More conclusive studies are needed to assess the therapy’s level of effectiveness in treating the above conditions, but essentially, cupping therapy is most beneficial for pain relief and muscle-related injuries such as inflammation, strains, and sprains.
Four Common Cupping Styles
Because cupping has varied origins, it also varies in the techniques used to perform the therapy. These techniques include the following:
Fire cupping is the most traditional form of cupping therapy. It involves the use of glass cups and flame (or heat) to create suction to increase the blood flow and break up fascial adhesions (scar tissue). This increases the blood flow quickly to create more space between the muscle, bone, and fascia. The old, stagnant body fluids in the area gets flushed out by the new blood to promote faster healing and recovery.
Ultimately, this type of cupping works to alleviate pain and muscle tightness as it promotes detoxification and improves your range of motion.
Using flame as a means to create the vacuum is a traditional practice. Static cupping, which I offer in my practice, is similar, and is discussed below. I do not offer fire cupping in my practice, for safety reasons, and especially because the fire department doesn’t permit any open flame in my premises!
Wet cupping is a variation of the therapy in which the skin is first punctured with a lancet to draw blood during the suction process. There is a variation of this technique that involves performing dry cupping first before administering the punctures and then the wet cupping.
While wet cupping offers many of the same benefits as fire cupping, it’s also been said to help the kidneys flush out heavy metals from the body.
Wet cupping is not a form that I offer in my practice. My massage therapy license does not permit any procedure that breaks the skin. If you seek wet cupping, be certain that the practitioner is licensed to perform the procedure, and be especially mindful that any break in the skin is an invitation to infection, so cleanliness and sanitation are essential.
Static cupping usually involves the use of hard plastic cups and a vacuum pump. It’s known to be the “least aggressive” form of cupping as it involves one or more cups placed on the body and left alone. The placement of these cups is often on the trigger points, commonly referred to as “knots”. The fluid drawn into the area, and the body’s work to clear it, helps to relieve these points of muscular tension.
Because the cups remain in place for several minutes, the procedure typically leaves circular marks on the skin, where blood from the capillaries has been drawn to the surface. Unlike a bruise, these marks are not tender to the touch, and will fade in several days. The body’s own efforts to clear the fluid provides ongoing beneficial effects, even days after the massage is done.

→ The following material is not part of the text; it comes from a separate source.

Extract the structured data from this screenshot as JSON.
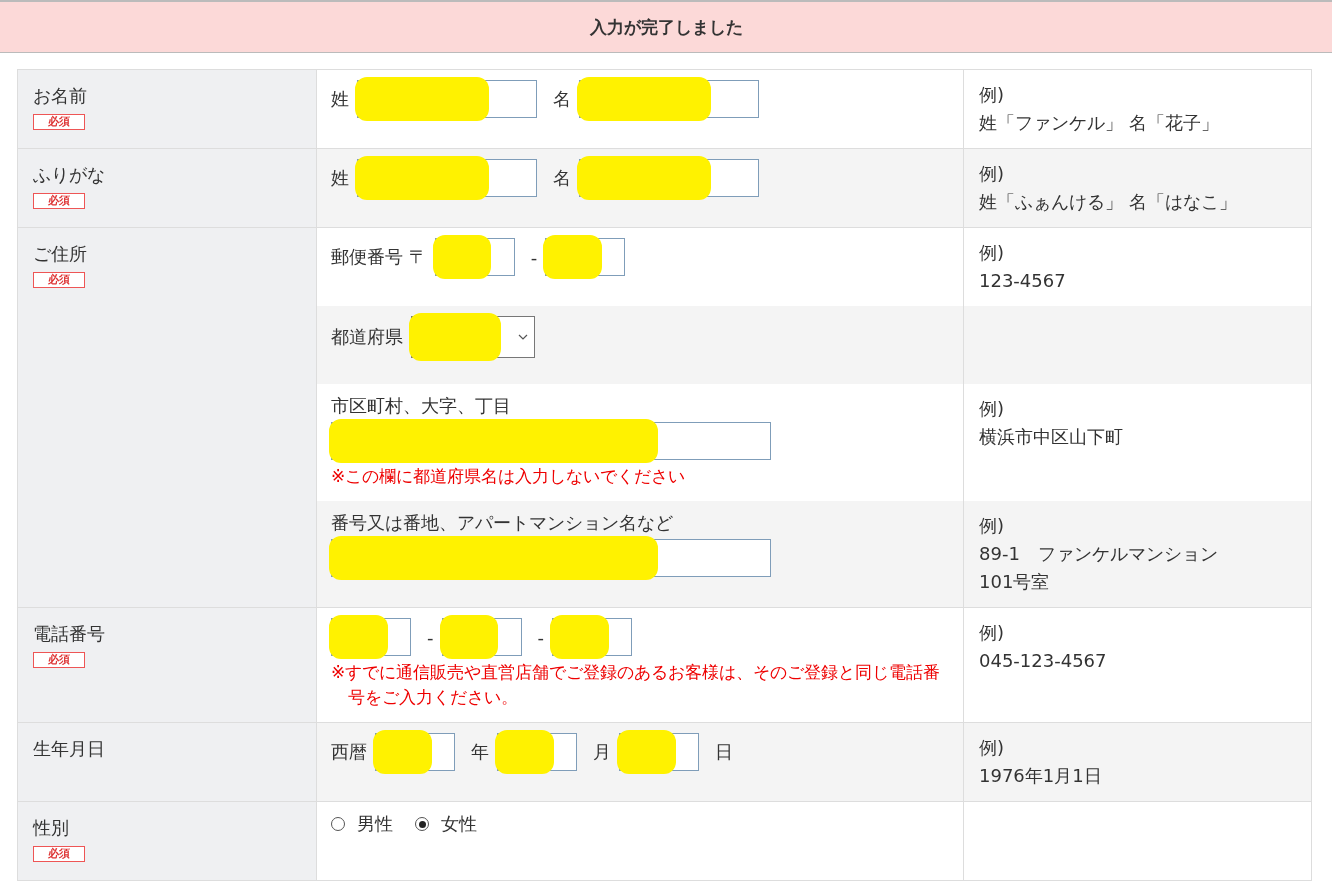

Static cupping not only promotes detoxification and helps with pain and inflammation but also energizes the body and helps to improve the skin’s appearance. I offer static cupping in my practice, as an add-on to almost any massage.

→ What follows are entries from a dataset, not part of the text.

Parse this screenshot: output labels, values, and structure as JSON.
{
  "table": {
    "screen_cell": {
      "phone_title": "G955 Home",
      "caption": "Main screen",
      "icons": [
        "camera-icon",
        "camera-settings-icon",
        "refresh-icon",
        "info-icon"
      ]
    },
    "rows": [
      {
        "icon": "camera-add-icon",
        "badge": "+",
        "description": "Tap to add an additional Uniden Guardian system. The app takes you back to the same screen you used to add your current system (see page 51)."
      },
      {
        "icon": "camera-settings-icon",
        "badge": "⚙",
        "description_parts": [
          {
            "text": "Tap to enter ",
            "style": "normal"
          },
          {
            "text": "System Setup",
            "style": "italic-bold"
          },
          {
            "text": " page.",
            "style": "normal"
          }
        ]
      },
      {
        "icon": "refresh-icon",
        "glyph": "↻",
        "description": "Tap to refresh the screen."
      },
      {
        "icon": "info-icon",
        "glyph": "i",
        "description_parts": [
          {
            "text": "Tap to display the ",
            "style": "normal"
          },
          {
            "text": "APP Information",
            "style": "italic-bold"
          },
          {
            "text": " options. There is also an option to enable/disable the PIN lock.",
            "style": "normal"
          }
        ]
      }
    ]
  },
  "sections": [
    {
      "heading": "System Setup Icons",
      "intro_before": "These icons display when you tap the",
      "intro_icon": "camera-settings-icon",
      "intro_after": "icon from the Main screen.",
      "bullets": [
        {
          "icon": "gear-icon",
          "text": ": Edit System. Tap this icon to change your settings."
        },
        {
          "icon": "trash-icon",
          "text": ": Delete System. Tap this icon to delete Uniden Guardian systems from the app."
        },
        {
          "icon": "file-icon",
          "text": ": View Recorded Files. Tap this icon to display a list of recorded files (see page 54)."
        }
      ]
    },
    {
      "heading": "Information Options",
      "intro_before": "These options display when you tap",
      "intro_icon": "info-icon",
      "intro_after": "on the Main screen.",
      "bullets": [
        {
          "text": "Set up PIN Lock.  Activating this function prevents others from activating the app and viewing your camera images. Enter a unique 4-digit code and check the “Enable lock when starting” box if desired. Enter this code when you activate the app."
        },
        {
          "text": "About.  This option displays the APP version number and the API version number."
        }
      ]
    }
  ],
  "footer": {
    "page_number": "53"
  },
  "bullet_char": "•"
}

Dynamic (Sliding, or Moving) Cupping
Dynamic cupping (also referred to as moving or sliding cupping) is the technique that’s most related to massage therapy. With dynamic cupping, a single soft silicone cup is placed on a particular area of the body while the individual receiving the treatment moves that part of their body.
There’s also a variation of this cupping technique called myofascial dragging, which involves the practitioner sliding (or dragging) the cup over a targeted muscle group to provide relief. Because the cup is constantly moving, there are no lasting marks after the massage, but possibly a slight redness to the skin, which fades immediately after the massage.
Dragging with a soft silicone cup is a great addition to your massages, and I offer this form as an add-on to most massages.
Which Style Is Best for Me?
There are several benefits to adding cupping therapy to your self-care regimen, whether you have an injury or just want to improve your overall health. My practice includes the more modern (and frankly, safer) forms of Static Cupping, and Dynamic Cupping, so they’re a great place to start.
If you’re thinking about trying out cupping therapy for the first time but aren’t sure where to start, reach out to us with any questions or concerns, or to book an appointment!